Talking to IndieWire this week, The Dark Knight filmmaker gave the streaming service some choice words. He sees their acquisition of talent as a tactical ploy to hurt the cinematic industry, a move that he feels passionately about.
Nolan on Netflix: Install a 90-Day Window for Integrity
Seeing the likes of Ojka, War Machine and Death Note avoid the theaters and transition straight to televisions, mobiles and tablets, Nolan argues that their tagline does not speak to reality. As far as he is concerned, they are the aggressors making change when change is not warranted.
“Corporations are able to portray this kind of behavior to Wall Street as ‘disruptive,'” he said. “That kind of became a buzzword a few years ago. So the idea that you’re disrupting the existing distribution mechanism has somehow assigned a kind of futuristic value to something that’s always been about lowest common denominator stuff. If Netflix has made a great film, they should put it in theaters. Why not? Stream it 90 days later.”
This would be the start of his case against the premiere of new movies on the site.
“Netflix has a bizarre aversion to supporting theatrical films. They have this mindless policy of everything having to be simultaneously streamed and released, which is obviously an untenable model for theatrical presentation. So they’re not even getting in the game, and I think they’re missing a huge opportunity.

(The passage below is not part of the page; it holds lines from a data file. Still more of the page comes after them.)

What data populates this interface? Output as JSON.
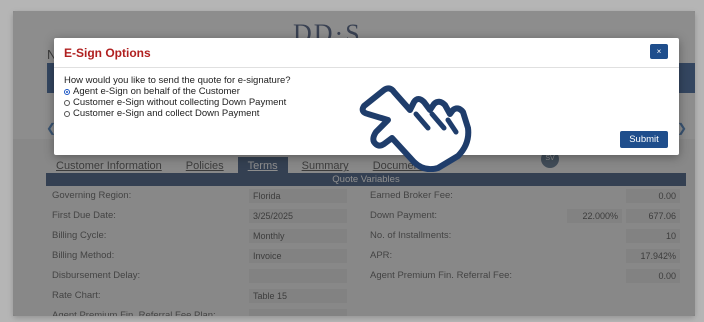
{
  "app": {
    "logo_text": "DD·S",
    "side_letter": "N"
  },
  "tabs": [
    {
      "label": "Customer Information"
    },
    {
      "label": "Policies"
    },
    {
      "label": "Terms"
    },
    {
      "label": "Summary"
    },
    {
      "label": "Documents"
    }
  ],
  "badge": "SV",
  "quote_variables": {
    "header": "Quote Variables",
    "left": [
      {
        "label": "Governing Region:",
        "value": "Florida"
      },
      {
        "label": "First Due Date:",
        "value": "3/25/2025"
      },
      {
        "label": "Billing Cycle:",
        "value": "Monthly"
      },
      {
        "label": "Billing Method:",
        "value": "Invoice"
      },
      {
        "label": "Disbursement Delay:",
        "value": ""
      },
      {
        "label": "Rate Chart:",
        "value": "Table 15"
      },
      {
        "label": "Agent Premium Fin. Referral Fee Plan:",
        "value": ""
      }
    ],
    "right": [
      {
        "label": "Earned Broker Fee:",
        "value": "0.00"
      },
      {
        "label": "Down Payment:",
        "pct": "22.000%",
        "value": "677.06"
      },
      {
        "label": "No. of Installments:",
        "value": "10"
      },
      {
        "label": "APR:",
        "value": "17.942%"
      },
      {
        "label": "Agent Premium Fin. Referral Fee:",
        "value": "0.00"
      }
    ]
  },
  "modal": {
    "title": "E-Sign Options",
    "close_label": "×",
    "question": "How would you like to send the quote for e-signature?",
    "options": [
      {
        "label": "Agent e-Sign on behalf of the Customer",
        "selected": true
      },
      {
        "label": "Customer e-Sign without collecting Down Payment",
        "selected": false
      },
      {
        "label": "Customer e-Sign and collect Down Payment",
        "selected": false
      }
    ],
    "submit_label": "Submit"
  },
  "colors": {
    "accent": "#1f4e8c",
    "title_red": "#b02020",
    "header_navy": "#1f3d6b"
  },
  "icons": {
    "pointer": "pointing-hand-icon"
  }
}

"You can see that Amazon is very clearly happy to not make that same mistake. The theaters have a 90-day window. It’s a perfectly usable model. It’s terrific.”
While there is value to be had on their part, the bypassing of the cinema will erode the industry in the long-term.
“I think the investment that Netflix is putting into interesting filmmakers and interesting projects would be more admirable if it weren’t being used as some kind of bizarre leverage against shutting down theaters. It’s so pointless. I don’t really get it.”
Golden Age of TV All About Perspective
Nolan admits that this fight between studios, consumers and filmmakers is far from a new phenomenon.
“I grew up in the ‘80s, the birth of home video,” he recalled. “Your worst nightmare in the ‘90s as a filmmaker was that the studio would turn around and go, ‘You know what? We’re going to put it on video instead of theaters.’ They did that all the time. There’s nothing new in that.”
With his brother Jonathan helping to produce HBO's Westworld, the 46-year old is adamant that this generation cannot lay claim to being in the "golden age of television" despite their successes.
“Every generation thinks they’re the ones who invented television and that there’s never been any good television before. I think when you look at the different supposed golden eras of television, there is a tendency in the television community or the press around it to eulogize about TV. Film tends not to do that about itself. The film industry tends to not sit around and go, ‘Oh, what we do is so much better than what Howard Hawks was doing in ‘50s or whatever. It’s just a stylistic difference.”
For Nolan, the same was being said when video consoles were bursting through the market.
“Ten years ago I’d get asked a lot of questions about the video game industry,” he said. “Like, is that going to kill movies or whatever? It’s a different thing. Now it’s VR. They’re just different things. I love television. It’s great. I love what my brother’s doing in TV, I love watching him work in that format. It’s just a completely different medium.”
Dunkirk opens this Friday on July 21.